Body artists who have several years' experience and have built up a good reputation have the best chances of finding work or establishing a successful business.
However, establishing a body art business can be expensive, as the initial set-up costs for sterilising, tattooing and piercing equipment can be very high.
Limited number of apprenticeships available for body artists
As there is no formal training scheme, new body artists pick up skills on the job, so demand for apprenticeship positions with established artists is high. However, because body art businesses tend to be small, they can only take on new staff if the business expands or someone leaves.
You can improve your chances of securing an apprenticeship if you:
- make contacts in the industry and approach studios directly, as most job opportunities aren't advertised
- have a portfolio of your own designs.
Body artists commonly self-employed
Many body artists are self-employed and work on a commission basis in studios. Experienced body artists may run their own studios, or work from home.
- Bowen, N, 'No End in Sight to the Tattoo Craze', 2 July 2015, (www.smh.com.au).
- Cheesman, J, 'The Resurrection of Tā Moko Raises Questions for Māori', 15 May 2014,( www.newswire.co.nz).
- McKinnie, D, 'Beauty is Only Skin Deep So Make it Last', May 2015, (www.beautynzmag.co.nz).
- Ministry of Business, Innovation and Employment, '2006-2014 Occupation Data' (prepared for Careers New Zealand), 2015.
- Mitchell, A, cosmetic tattooist, Skint Ink, Careers New Zealand Interview, 28 April 2016, (www.facebook.com/skintink/).
- Monckton, E, director, Skint Ink, Careers New Zealand interview, 28 April 2016, (www.facebook.com/skintink/).
- Shaskey, T, 'Demand for Tattoos Climbs but Permanent Body Art Still Divides Opinion', 28 November 2015, (www.stuff.co.nz).
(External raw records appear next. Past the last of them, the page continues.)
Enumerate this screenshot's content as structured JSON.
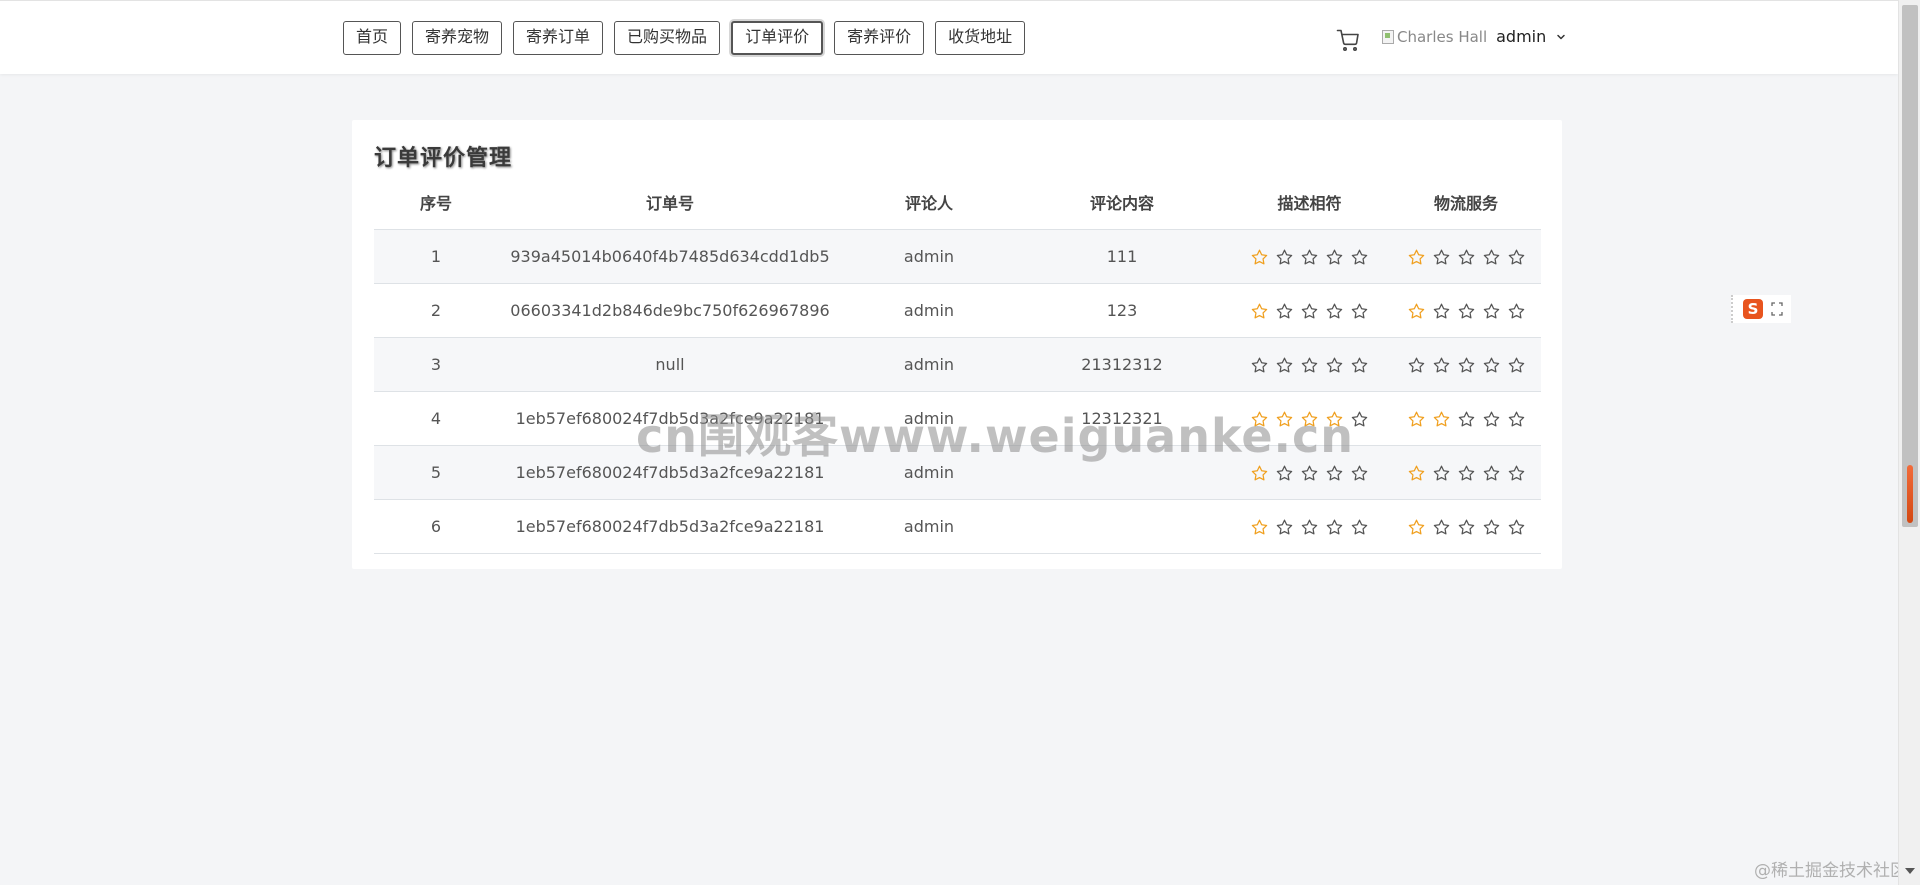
{
  "nav": {
    "buttons": [
      "首页",
      "寄养宠物",
      "寄养订单",
      "已购买物品",
      "订单评价",
      "寄养评价",
      "收货地址"
    ],
    "active_index": 4
  },
  "header": {
    "cart_icon": "cart-icon",
    "avatar_alt": "Charles Hall",
    "user_name": "admin"
  },
  "panel": {
    "title": "订单评价管理",
    "columns": [
      "序号",
      "订单号",
      "评论人",
      "评论内容",
      "描述相符",
      "物流服务"
    ],
    "rows": [
      {
        "index": "1",
        "order_no": "939a45014b0640f4b7485d634cdd1db5",
        "reviewer": "admin",
        "content": "111",
        "desc_rating": 1,
        "logistics_rating": 1
      },
      {
        "index": "2",
        "order_no": "06603341d2b846de9bc750f626967896",
        "reviewer": "admin",
        "content": "123",
        "desc_rating": 1,
        "logistics_rating": 1
      },
      {
        "index": "3",
        "order_no": "null",
        "reviewer": "admin",
        "content": "21312312",
        "desc_rating": 0,
        "logistics_rating": 0
      },
      {
        "index": "4",
        "order_no": "1eb57ef680024f7db5d3a2fce9a22181",
        "reviewer": "admin",
        "content": "12312321",
        "desc_rating": 4,
        "logistics_rating": 2
      },
      {
        "index": "5",
        "order_no": "1eb57ef680024f7db5d3a2fce9a22181",
        "reviewer": "admin",
        "content": "",
        "desc_rating": 1,
        "logistics_rating": 1
      },
      {
        "index": "6",
        "order_no": "1eb57ef680024f7db5d3a2fce9a22181",
        "reviewer": "admin",
        "content": "",
        "desc_rating": 1,
        "logistics_rating": 1
      }
    ],
    "max_stars": 5
  },
  "watermark": "cn围观客www.weiguanke.cn",
  "corner_credit": "@稀土掘金技术社区",
  "widget": {
    "logo_letter": "S"
  },
  "colors": {
    "star_filled": "#f0a020",
    "star_empty": "#555555",
    "accent": "#e8541e"
  }
}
- Shaw, A, 'Tattoos Hit the NZ Workplace Mainstream', 10 November 2015, (www.nzherald.co.nz).
- Stephens, A, 'The New Normal: Why Tattoos and Piercings Have Gone Mainstream', 27 June 2015, (www.stuff.co.nz).
Progression and specialisations
Experienced body artists may start up their own businesses.
Body artists may choose to specialise in tattooing or body piercing, or the following areas:
- Cosmetic Tattoist/Permanent Make-up Artist
- Cosmetic tattooists/permanent make-up artists tattoo permanent make-up, such as lipliner and eyeliner, and usually work in beauty salons, studios or clinics.
- Paramedical Tattooist
- Paramedical tattooists work with people who may have had accidents, operations or illnesses. For example, they may tattoo eyebrows onto someone who has lost their hair.
Last updated 28 August 2017